Data to use:
>>>

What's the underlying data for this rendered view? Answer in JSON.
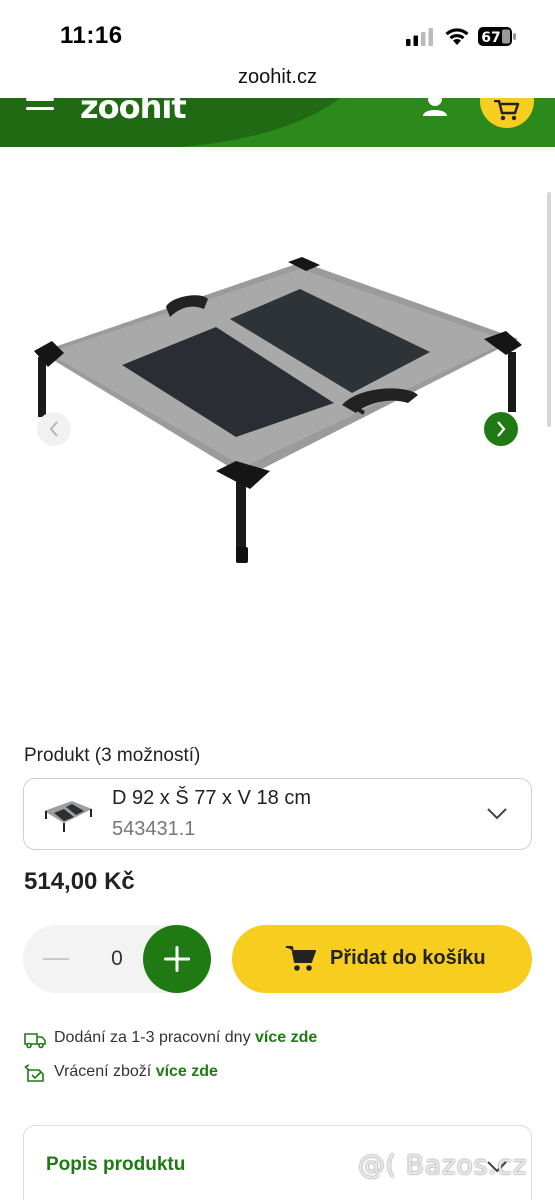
{
  "status_bar": {
    "time": "11:16",
    "battery_level": "67",
    "icons": [
      "signal-icon",
      "wifi-icon",
      "battery-icon"
    ]
  },
  "browser": {
    "url": "zoohit.cz"
  },
  "header": {
    "logo": "zoohit",
    "background_color": "#1f6a12",
    "accent_color": "#f7cd1f",
    "icons": [
      "menu-icon",
      "user-icon",
      "cart-icon"
    ]
  },
  "gallery": {
    "icons": [
      "chevron-left-icon",
      "chevron-right-icon"
    ]
  },
  "product": {
    "variant_label": "Produkt (3 možností)",
    "selected_variant": {
      "name": "D 92 x Š 77 x V 18 cm",
      "code": "543431.1"
    },
    "price": "514,00 Kč",
    "quantity": "0",
    "add_to_cart_label": "Přidat do košíku"
  },
  "info": {
    "delivery_text": "Dodání za 1-3 pracovní dny ",
    "delivery_link": "více zde",
    "return_text": "Vrácení zboží ",
    "return_link": "více zde"
  },
  "description": {
    "title": "Popis produktu"
  },
  "watermark": "@( Bazos.cz"
}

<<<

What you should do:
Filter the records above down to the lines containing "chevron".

Result of the task:
      "chevron-left-icon",
      "chevron-right-icon"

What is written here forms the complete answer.